Bulb BaseApplicationBeam PatternWattageColor Temperature
H11Headlights, Fog LightsFocused55W3000K-6500K
H8Fog LightsDiffused35W3000K-6500K
H16Fog LightsDiffused19W3000K-6500K
Comparison table for H11, H8, H16, 9006, and 9012 bulb bases

Notes on the differences between these bulb bases:

  • H11 is a popular bulb base for both headlights and fog lights, thanks to its focused beam and low wattage. It produces a bright light that’s suitable for many driving conditions.
  • H8 and H16 are mainly for fog lights due to their diffused beam patterns and lower wattage. They reduce glare and improve upon low-visibility conditions, like fog or mist.
  • 9006 and 9012 are both used for headlights, due to their focused beam and high wattage. They produce a bright, powerful beam of light to illuminate the road ahead.
  • The color temperature of these bulb bases can vary. It all depends on the specific bulb: LED, HID, or halogen, and its practical specifications.

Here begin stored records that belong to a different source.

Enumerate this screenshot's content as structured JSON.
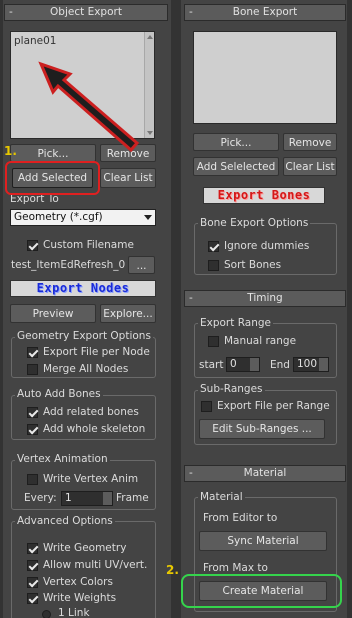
{
  "object_export": {
    "title": "Object Export",
    "collapse": "-",
    "list_item": "plane01",
    "pick_label": "Pick...",
    "remove_label": "Remove",
    "add_selected_label": "Add Selected",
    "clear_list_label": "Clear List",
    "export_to_label": "Export To",
    "export_to_value": "Geometry (*.cgf)",
    "custom_filename_label": "Custom Filename",
    "filename_value": "test_ItemEdRefresh_0",
    "browse_label": "...",
    "export_nodes_label": "Export Nodes",
    "preview_label": "Preview",
    "explore_label": "Explore...",
    "geo_options": {
      "title": "Geometry Export Options",
      "export_file_per_node": "Export File per Node",
      "merge_all_nodes": "Merge All Nodes"
    },
    "auto_add_bones": {
      "title": "Auto Add Bones",
      "add_related_bones": "Add related bones",
      "add_whole_skeleton": "Add whole skeleton"
    },
    "vertex_animation": {
      "title": "Vertex Animation",
      "write_vertex_anim": "Write Vertex Anim",
      "every_label": "Every:",
      "every_value": "1",
      "frame_label": "Frame"
    },
    "advanced": {
      "title": "Advanced Options",
      "write_geometry": "Write Geometry",
      "allow_multi_uv": "Allow multi UV/vert.",
      "vertex_colors": "Vertex Colors",
      "write_weights": "Write Weights",
      "one_link": "1 Link"
    }
  },
  "bone_export": {
    "title": "Bone Export",
    "collapse": "-",
    "pick_label": "Pick...",
    "remove_label": "Remove",
    "add_selected_label": "Add Selelected",
    "clear_list_label": "Clear List",
    "export_bones_label": "Export Bones",
    "options": {
      "title": "Bone Export Options",
      "ignore_dummies": "Ignore dummies",
      "sort_bones": "Sort Bones"
    }
  },
  "timing": {
    "title": "Timing",
    "collapse": "-",
    "export_range_label": "Export Range",
    "manual_range": "Manual range",
    "start_label": "start",
    "start_value": "0",
    "end_label": "End",
    "end_value": "100",
    "sub_ranges_label": "Sub-Ranges",
    "export_file_per_range": "Export File per Range",
    "edit_sub_ranges": "Edit Sub-Ranges ..."
  },
  "material": {
    "title": "Material",
    "collapse": "-",
    "group_label": "Material",
    "from_editor_label": "From Editor to",
    "sync_material": "Sync Material",
    "from_max_label": "From Max to",
    "create_material": "Create Material"
  },
  "annotations": {
    "step1": "1.",
    "step2": "2."
  },
  "colors": {
    "panel_bg": "#444444",
    "annotation_red": "#e02020",
    "annotation_green": "#35d44c",
    "step_number": "#e8c800"
  }
}
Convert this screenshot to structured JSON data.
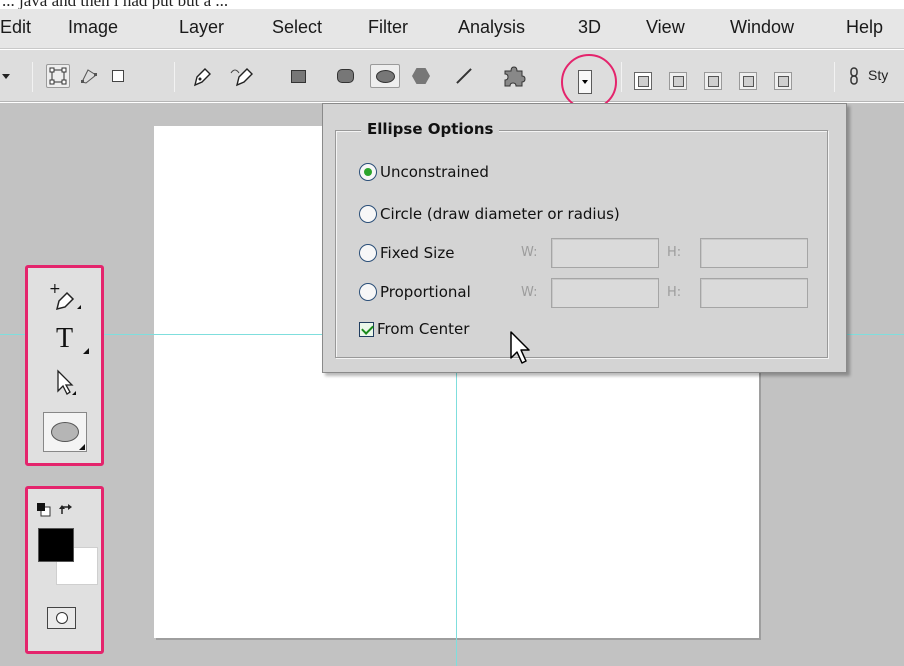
{
  "top_strip_text": "... java and then i had put but a ...",
  "menu": {
    "items": [
      "Edit",
      "Image",
      "Layer",
      "Select",
      "Filter",
      "Analysis",
      "3D",
      "View",
      "Window",
      "Help"
    ]
  },
  "options_bar": {
    "style_label": "Sty"
  },
  "ellipse_options": {
    "title": "Ellipse Options",
    "unconstrained": "Unconstrained",
    "circle": "Circle (draw diameter or radius)",
    "fixed_size": "Fixed Size",
    "proportional": "Proportional",
    "from_center": "From Center",
    "w_label": "W:",
    "h_label": "H:",
    "fixed_w_value": "",
    "fixed_h_value": "",
    "prop_w_value": "",
    "prop_h_value": "",
    "selected": "Unconstrained",
    "from_center_checked": true
  },
  "tools": {
    "type_tool_glyph": "T"
  },
  "colors": {
    "highlight": "#e4246c",
    "guide": "#7fdedd",
    "radio_checked": "#2ca52c"
  }
}
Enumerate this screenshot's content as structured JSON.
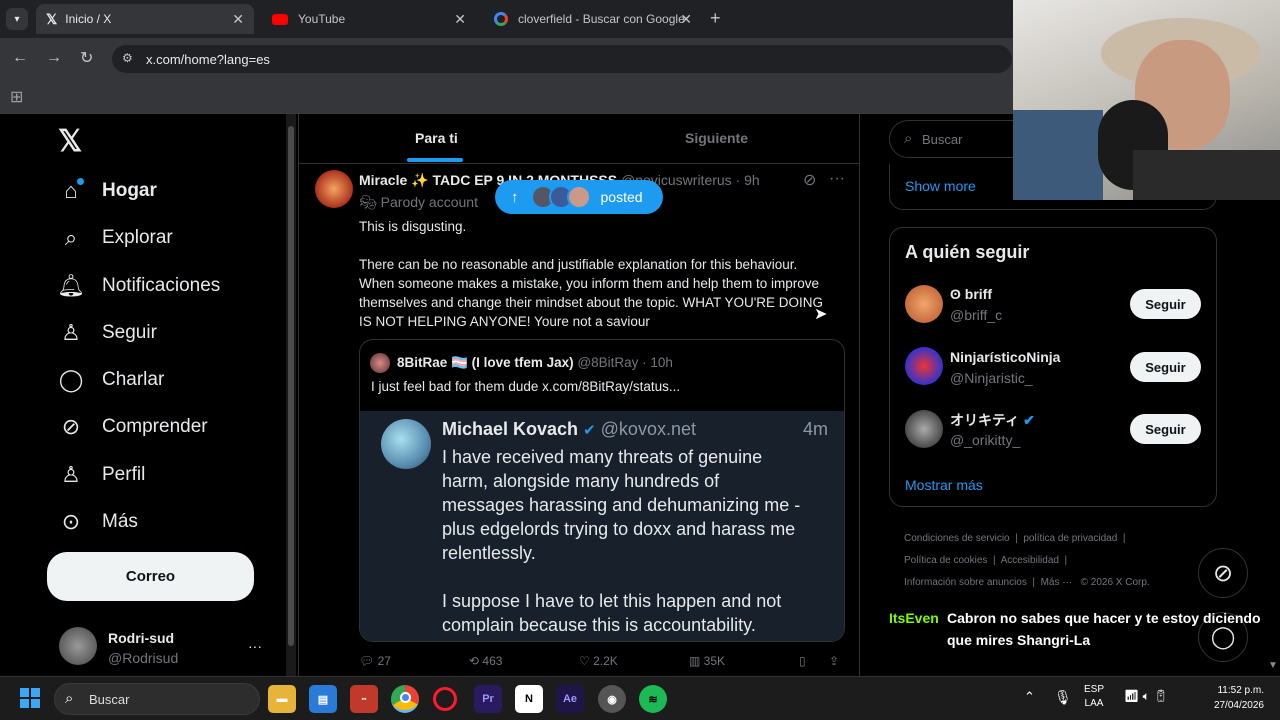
{
  "browser": {
    "tabs": [
      {
        "title": "Inicio / X",
        "icon": "x-logo-icon",
        "close": "✕"
      },
      {
        "title": "YouTube",
        "icon": "youtube-icon",
        "close": "✕"
      },
      {
        "title": "cloverfield - Buscar con Google",
        "icon": "google-icon",
        "close": "✕"
      }
    ],
    "new_tab": "+",
    "url": "x.com/home?lang=es"
  },
  "sidebar": {
    "logo": "𝕏",
    "items": [
      {
        "label": "Hogar",
        "icon": "home-icon",
        "glyph": "⌂"
      },
      {
        "label": "Explorar",
        "icon": "search-icon",
        "glyph": "⌕"
      },
      {
        "label": "Notificaciones",
        "icon": "bell-icon",
        "glyph": "♫"
      },
      {
        "label": "Seguir",
        "icon": "add-person-icon",
        "glyph": "♙"
      },
      {
        "label": "Charlar",
        "icon": "chat-icon",
        "glyph": "◯"
      },
      {
        "label": "Comprender",
        "icon": "grok-icon",
        "glyph": "⊘"
      },
      {
        "label": "Perfil",
        "icon": "person-icon",
        "glyph": "♙"
      },
      {
        "label": "Más",
        "icon": "more-circle-icon",
        "glyph": "⊙"
      }
    ],
    "post_button": "Correo",
    "account": {
      "name": "Rodri-sud",
      "handle": "@Rodrisud",
      "more": "···"
    }
  },
  "feed": {
    "tabs": [
      "Para ti",
      "Siguiente"
    ],
    "posted_pill": {
      "label": "posted",
      "arrow": "↑"
    },
    "post": {
      "author": "Miracle ✨ TADC EP 9 IN 2 MONTHSSS",
      "handle": "@novicuswriterus",
      "time": "· 9h",
      "badge": "Parody account",
      "lines": [
        "This is disgusting.",
        "There can be no reasonable and justifiable explanation for this behaviour.",
        "When someone makes a mistake, you inform them and help them to improve",
        "themselves and change their mindset about the topic. WHAT YOU'RE DOING",
        "IS NOT HELPING ANYONE! Youre not a saviour"
      ],
      "quote": {
        "author": "8BitRae 🏳️‍⚧️ (I love tfem Jax)",
        "handle": "@8BitRay · 10h",
        "text": "I just feel bad for them dude  x.com/8BitRay/status..."
      },
      "embedded": {
        "name": "Michael Kovach",
        "handle": "@kovox.net",
        "time": "4m",
        "lines": [
          "I have received many threats of genuine",
          "harm, alongside many hundreds of",
          "messages harassing and dehumanizing me -",
          "plus edgelords trying to doxx and harass me",
          "relentlessly.",
          "I suppose I have to let this happen and not",
          "complain because this is accountability."
        ]
      },
      "stats": {
        "replies": "27",
        "reposts": "463",
        "likes": "2.2K",
        "views": "35K"
      }
    }
  },
  "right": {
    "search_placeholder": "Buscar",
    "show_more": "Show more",
    "who_to_follow": {
      "title": "A quién seguir",
      "users": [
        {
          "name": "ʘ briff",
          "handle": "@briff_c",
          "button": "Seguir"
        },
        {
          "name": "NinjarísticoNinja",
          "handle": "@Ninjaristic_",
          "button": "Seguir"
        },
        {
          "name": "オリキティ",
          "handle": "@_orikitty_",
          "button": "Seguir"
        }
      ],
      "more": "Mostrar más"
    },
    "footer": [
      "Condiciones de servicio",
      "|",
      "política de privacidad",
      "|",
      "Política de cookies",
      "|",
      "Accesibilidad",
      "|",
      "Información sobre anuncios",
      "|",
      "Más ···",
      "© 2026 X Corp."
    ]
  },
  "chat_overlay": {
    "user": "ItsEven",
    "message_line1": "Cabron no sabes que hacer y te estoy diciendo",
    "message_line2": "que mires Shangri-La"
  },
  "taskbar": {
    "search": "Buscar",
    "lang": "ESP",
    "lang_sub": "LAA",
    "time": "11:52 p.m.",
    "date": "27/04/2026",
    "apps": [
      "Pr",
      "N",
      "Ae"
    ]
  },
  "colors": {
    "accent": "#1d9bf0",
    "bg": "#000000",
    "border": "#2f3336",
    "chat_user": "#7cfc00"
  }
}
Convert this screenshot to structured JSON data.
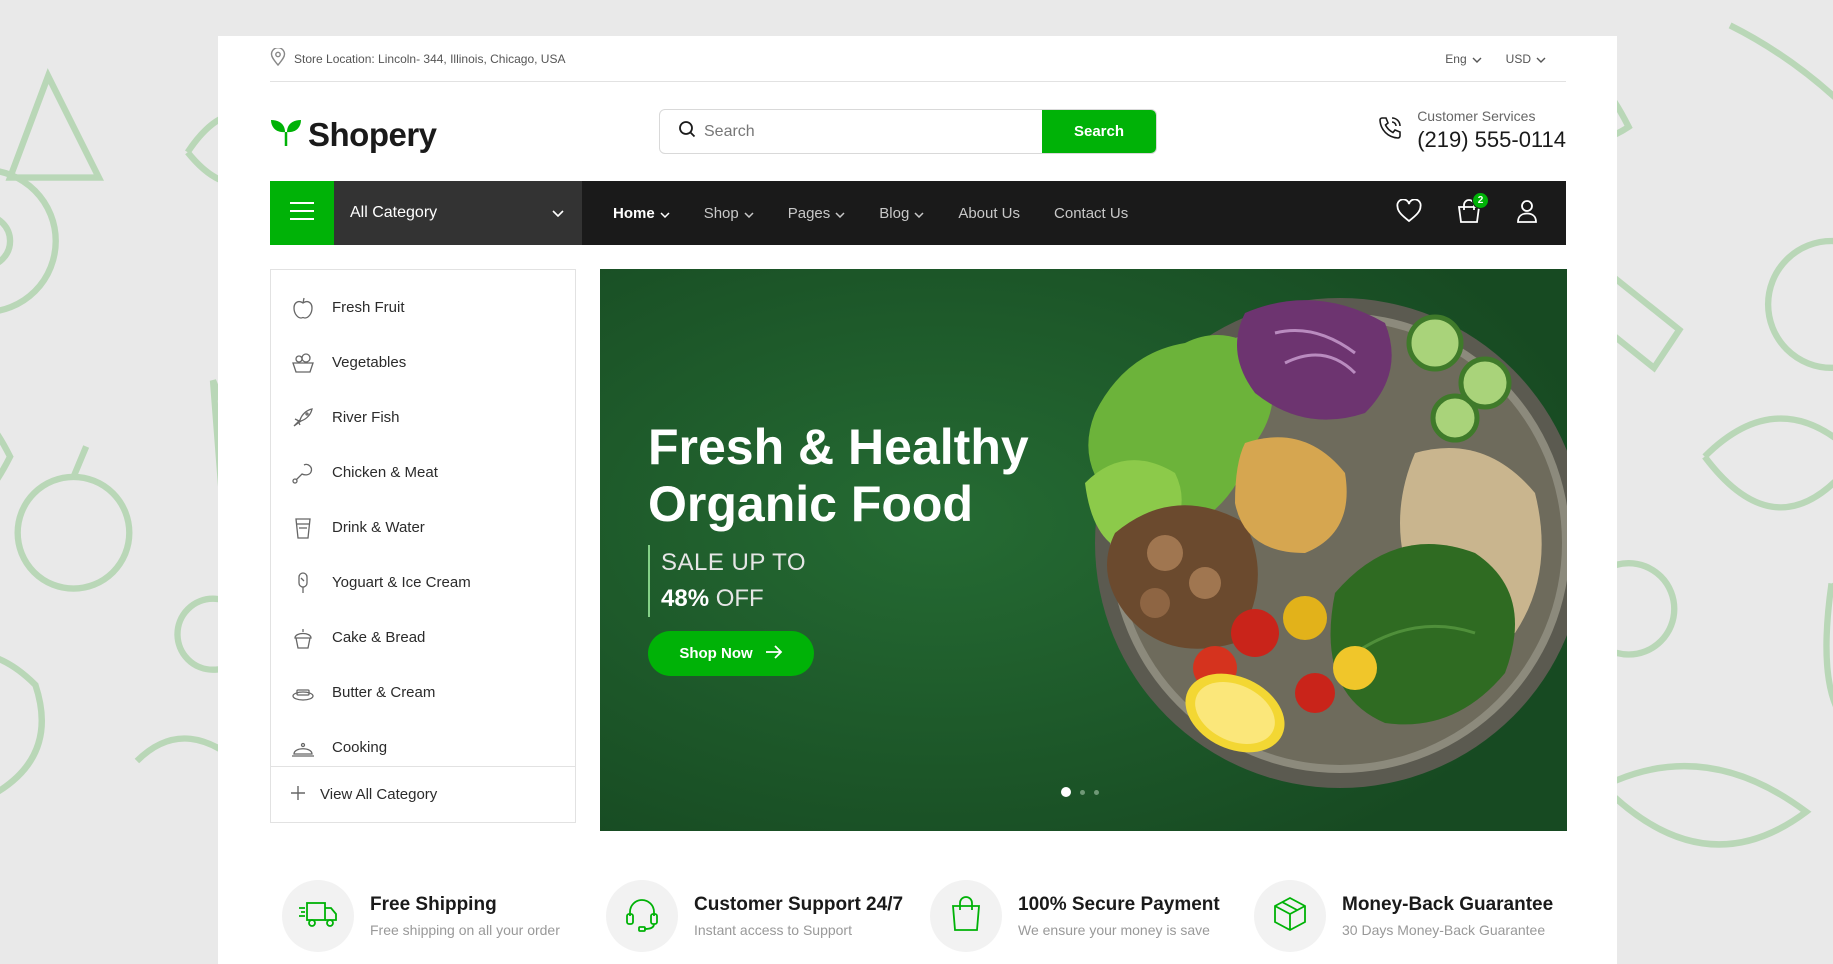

Can I Use the Same Bulb for My Headlights as My Fog Light?

It’s not recommend using the same type of bulb for your headlights and fog lights. These two have different beam patterns to serve different purposes.

Headlights provide a luminous, far-reaching beam of light to illuminate the road ahead. This design helps you see well at night or in low-light conditions. They have a more focused beam pattern that shines straight ahead.

Fog lights have shorter and broader beams illuminating the front of your vehicle. They’re used in foggy conditions to reduce glare and reflect the light off the road surface.

Using the same type of bulb for both headlights and fog lights may result in scant lighting. This scarcity could lead to reduced visibility and risks while driving. It’s crucial to use the proper bulb for optimal performance and safety.

Headlight Bulbs: How Do They Compare?

Let’s take the most popular choice for each type of bulb and put them side-by-side. We’ll see how they stack up in terms of brightness, color, beam type, and lifespan.

AspectPhilips X-TremeUltinon LEDPhilips D2S HIDPhilips X-tremeVision Halogen
Type of Light TechnologyHalogenHIDLED
Lumens1000/13503400 ±2501650 ±15%
Color Temperature6000K4200K3500K
Lifespan12 YearsB3/Tc = 1500/2500600 hours
Popular headlight bulb choices

They all produce sufficient brightness across the white light spectrum. Notably, LEDs have a color closest to daylight, which is 5500K. As you can see, all three options are used in either high or low beams. In addition, the X-tremeVision halogen bulb can work as a supplement to high beams.

In terms of color, LEDs produce the whitest of the three. This color makes it a great choice for strong and luxurious-looking headlights. Halogen, in contrast, produces closer to yellow than the rest. It has a longer wavelength making it ideal for penetrating fog.

Fog Light Bulbs: How Do They Compare?

Now, let’s take the three most popular fog lights and see how they stack against each other:

AspectSylvania SilverStar Ultra Fog LightXenonDepot Xtreme HID Fog LightPhilips X-TremeVision LED Fog Light
Type of Light TechnologyHalogenHIDLED
BrightnessUp to 120% brighterUp to 3 times brighterUp to 200% brighter
LifespanUp to 100 hoursUp to 3,000 hoursUp to 12,000 hours
Energy Efficiency35-55 watts of power per bulb35-55 watts of power per bulb8-25 watts of power per bulb
Beam PatternWide and evenFocused and brightWide and even
Color Temperature4100K4300K-6000K5700K
Ease of InstallationEasyModerateEasy
IP RatingIP65IP67IP68
Comparison of three popular fog lights

As shown, there are obvious reasons why LEDs are taking over the lighting market for cars. They’re adaptable, more efficient, and longer-lasting. HID lamps may produce the brightest light, but these bulb types tend to die out shortly. Hence, they are steadily being phased out of fog light use.

In any case, headlights should give off a bright and consistent light to reveal far ahead of the car. Fog lights, however, are reserved for special situations. These extremes are typically foggy or snowy conditions.

Finally, headlights focus their beams down the road and are white or cool white in temperature. Fog lights have a yellowish or amber tint to cut through the fog and reduce glare.